- Connect to the VPN using a dial-up connection-type dialog box.
The L2TP/IPSec-based remote access type of VPN connection relies on established credentials in the form of certificates. To set this up, you must configure certificates on your client and server.
Normally you create this type of VPN when a public key infrastructure, or PKI, exists to provide the appropriate certificates. You would use L2TP/IPSec for high-security infrastructures, and really this type of VPN argues for dedicated IT staff.
Finally, the EAP-TLS remote access VPN also uses a certificate- based authentication method, but usually uses smart cards in place of software certificates. Does this make you want to throw your hands up and surrender?
It isn’t that any of these methods are particularly hard given a recipe, but you have to know more than most people are willing to learn to make them work.

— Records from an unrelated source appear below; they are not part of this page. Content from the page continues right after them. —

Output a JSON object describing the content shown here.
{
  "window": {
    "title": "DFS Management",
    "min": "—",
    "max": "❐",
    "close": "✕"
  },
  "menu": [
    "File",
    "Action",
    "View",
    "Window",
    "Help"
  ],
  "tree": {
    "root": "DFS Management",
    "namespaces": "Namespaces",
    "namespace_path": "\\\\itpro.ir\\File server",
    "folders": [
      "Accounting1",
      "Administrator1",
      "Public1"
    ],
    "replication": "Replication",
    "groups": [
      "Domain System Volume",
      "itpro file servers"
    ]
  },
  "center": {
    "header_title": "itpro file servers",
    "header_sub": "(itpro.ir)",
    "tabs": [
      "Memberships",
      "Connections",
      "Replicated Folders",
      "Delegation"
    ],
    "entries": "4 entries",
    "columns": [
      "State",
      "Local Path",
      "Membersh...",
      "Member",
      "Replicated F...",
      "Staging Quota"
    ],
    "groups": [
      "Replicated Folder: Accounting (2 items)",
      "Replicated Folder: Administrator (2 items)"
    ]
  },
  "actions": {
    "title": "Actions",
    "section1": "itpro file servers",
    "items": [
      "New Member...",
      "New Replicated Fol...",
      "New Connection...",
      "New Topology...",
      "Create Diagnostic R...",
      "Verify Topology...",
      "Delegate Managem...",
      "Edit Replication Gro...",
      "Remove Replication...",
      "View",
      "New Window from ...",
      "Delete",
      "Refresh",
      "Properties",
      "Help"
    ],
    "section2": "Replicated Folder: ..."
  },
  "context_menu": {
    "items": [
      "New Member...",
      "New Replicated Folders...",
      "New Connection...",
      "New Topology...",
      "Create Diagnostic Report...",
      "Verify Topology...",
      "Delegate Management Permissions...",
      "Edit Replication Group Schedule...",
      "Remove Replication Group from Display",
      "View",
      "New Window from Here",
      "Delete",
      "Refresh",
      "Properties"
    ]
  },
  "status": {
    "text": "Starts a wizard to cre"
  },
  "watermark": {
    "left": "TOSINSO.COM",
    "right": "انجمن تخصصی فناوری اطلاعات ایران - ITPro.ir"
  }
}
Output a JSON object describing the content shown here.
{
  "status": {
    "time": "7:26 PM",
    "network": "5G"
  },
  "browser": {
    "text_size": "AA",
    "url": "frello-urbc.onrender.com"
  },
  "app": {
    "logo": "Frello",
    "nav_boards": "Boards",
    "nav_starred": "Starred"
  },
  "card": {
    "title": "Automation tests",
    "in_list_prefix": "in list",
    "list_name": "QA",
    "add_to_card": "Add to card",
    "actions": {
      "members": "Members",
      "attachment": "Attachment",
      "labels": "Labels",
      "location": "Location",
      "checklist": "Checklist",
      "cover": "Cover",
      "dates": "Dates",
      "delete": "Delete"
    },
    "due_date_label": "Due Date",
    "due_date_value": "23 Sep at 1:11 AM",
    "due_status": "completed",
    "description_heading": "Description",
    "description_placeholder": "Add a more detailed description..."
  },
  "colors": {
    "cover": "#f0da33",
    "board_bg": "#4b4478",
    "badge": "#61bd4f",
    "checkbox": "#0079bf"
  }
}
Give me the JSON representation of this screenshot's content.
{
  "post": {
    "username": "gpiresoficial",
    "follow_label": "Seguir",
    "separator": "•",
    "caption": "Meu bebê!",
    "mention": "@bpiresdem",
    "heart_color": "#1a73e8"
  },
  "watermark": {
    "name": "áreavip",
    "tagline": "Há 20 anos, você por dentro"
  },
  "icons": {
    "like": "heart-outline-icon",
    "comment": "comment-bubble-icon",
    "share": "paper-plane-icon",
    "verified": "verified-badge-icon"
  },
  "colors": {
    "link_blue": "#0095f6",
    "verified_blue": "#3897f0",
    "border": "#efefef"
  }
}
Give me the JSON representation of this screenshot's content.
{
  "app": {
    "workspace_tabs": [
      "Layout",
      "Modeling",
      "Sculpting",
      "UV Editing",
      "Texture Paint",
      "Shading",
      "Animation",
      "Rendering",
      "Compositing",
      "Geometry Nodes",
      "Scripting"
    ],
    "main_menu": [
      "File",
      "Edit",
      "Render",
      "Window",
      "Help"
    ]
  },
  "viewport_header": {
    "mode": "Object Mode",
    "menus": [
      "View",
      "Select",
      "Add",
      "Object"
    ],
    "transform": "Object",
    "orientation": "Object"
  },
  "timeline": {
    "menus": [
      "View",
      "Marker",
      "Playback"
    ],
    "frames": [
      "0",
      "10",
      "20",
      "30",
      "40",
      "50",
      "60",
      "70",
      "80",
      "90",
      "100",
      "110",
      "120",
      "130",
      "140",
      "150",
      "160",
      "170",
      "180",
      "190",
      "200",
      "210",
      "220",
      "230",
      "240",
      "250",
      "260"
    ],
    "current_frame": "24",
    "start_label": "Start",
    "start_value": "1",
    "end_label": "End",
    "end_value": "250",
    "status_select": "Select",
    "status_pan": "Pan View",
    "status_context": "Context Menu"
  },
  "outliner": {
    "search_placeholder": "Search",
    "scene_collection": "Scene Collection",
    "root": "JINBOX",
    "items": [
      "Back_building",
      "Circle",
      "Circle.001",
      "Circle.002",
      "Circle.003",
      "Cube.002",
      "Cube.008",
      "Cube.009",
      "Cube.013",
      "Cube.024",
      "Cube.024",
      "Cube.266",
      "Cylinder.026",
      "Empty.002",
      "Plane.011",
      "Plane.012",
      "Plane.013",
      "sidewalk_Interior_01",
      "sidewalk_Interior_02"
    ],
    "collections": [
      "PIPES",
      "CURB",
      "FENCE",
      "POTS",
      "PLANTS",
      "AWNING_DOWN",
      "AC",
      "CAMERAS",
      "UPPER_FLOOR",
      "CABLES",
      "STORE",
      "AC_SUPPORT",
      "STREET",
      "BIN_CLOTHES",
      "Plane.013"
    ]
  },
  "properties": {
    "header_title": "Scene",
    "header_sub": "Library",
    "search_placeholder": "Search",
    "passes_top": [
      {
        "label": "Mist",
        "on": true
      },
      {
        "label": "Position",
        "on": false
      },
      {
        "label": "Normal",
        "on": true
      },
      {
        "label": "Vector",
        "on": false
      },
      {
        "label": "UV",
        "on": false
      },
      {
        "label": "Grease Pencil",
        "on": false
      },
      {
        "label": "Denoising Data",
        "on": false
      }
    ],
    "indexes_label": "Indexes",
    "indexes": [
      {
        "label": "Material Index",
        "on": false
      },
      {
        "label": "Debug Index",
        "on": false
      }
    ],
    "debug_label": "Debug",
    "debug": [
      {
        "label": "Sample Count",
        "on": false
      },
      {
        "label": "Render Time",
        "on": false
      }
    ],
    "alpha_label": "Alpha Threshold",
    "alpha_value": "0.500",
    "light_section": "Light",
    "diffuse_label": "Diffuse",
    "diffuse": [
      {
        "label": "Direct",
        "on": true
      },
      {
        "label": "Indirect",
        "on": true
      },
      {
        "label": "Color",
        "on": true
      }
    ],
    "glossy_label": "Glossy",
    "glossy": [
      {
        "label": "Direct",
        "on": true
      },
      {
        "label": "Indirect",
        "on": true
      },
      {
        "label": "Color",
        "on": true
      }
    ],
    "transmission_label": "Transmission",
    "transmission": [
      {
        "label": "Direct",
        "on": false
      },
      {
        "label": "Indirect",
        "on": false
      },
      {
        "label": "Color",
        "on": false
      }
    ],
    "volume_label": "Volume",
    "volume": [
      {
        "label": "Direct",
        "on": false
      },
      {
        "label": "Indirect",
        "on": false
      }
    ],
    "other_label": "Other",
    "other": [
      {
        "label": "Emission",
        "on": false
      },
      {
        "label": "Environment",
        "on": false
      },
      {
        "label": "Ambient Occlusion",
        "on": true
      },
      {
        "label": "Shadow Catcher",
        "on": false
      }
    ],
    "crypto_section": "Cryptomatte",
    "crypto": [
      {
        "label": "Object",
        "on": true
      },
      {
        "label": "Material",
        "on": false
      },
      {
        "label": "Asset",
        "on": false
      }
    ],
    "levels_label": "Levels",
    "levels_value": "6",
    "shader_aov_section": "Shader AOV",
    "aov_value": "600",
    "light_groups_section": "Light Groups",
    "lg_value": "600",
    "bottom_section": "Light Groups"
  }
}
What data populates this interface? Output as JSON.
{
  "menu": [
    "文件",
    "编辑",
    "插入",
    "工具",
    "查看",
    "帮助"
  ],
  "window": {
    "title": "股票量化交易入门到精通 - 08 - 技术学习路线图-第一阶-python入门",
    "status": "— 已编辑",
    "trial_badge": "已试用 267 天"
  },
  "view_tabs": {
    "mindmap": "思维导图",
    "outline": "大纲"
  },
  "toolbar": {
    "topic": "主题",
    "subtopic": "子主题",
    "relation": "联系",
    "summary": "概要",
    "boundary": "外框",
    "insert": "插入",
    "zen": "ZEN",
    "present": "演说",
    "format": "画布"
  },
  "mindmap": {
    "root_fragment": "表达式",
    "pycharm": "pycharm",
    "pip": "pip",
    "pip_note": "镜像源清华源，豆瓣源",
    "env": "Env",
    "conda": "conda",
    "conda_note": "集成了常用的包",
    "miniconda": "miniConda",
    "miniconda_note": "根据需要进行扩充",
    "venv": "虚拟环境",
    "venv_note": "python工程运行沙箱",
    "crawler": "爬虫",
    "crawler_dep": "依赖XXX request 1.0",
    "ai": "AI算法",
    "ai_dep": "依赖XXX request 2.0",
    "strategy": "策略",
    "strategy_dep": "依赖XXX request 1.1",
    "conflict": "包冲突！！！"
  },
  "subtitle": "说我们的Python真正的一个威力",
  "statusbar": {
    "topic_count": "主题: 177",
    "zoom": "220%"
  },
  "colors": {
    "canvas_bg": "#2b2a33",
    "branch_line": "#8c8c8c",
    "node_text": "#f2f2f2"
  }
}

Microsoft makes it as easy as it can with a very detailed step-by-step procedure that you can follow.
Numerous shareware and freeware products are out there that allow you to set up your own VPN server, but most aren’t any easier than Windows Server 2003 (albeit free), and at least Microsoft’s service has tech support.
For a small office, it might not be worth the effort to create your own VPN service, and it might be cheaper to subscribe to a service than to buy an appliance. The fact of the matter is that you can subscribe to commercial VPN services that provide a secure network operations center for your traffic to flow through.
The idea is that by having a secure connection from your client to the service’s secure operation center, you are removing the ability of anyone to either sniff your traffic over your WLAN or on your wired LAN where your network traffic is unencrypted and most likely to be hacked.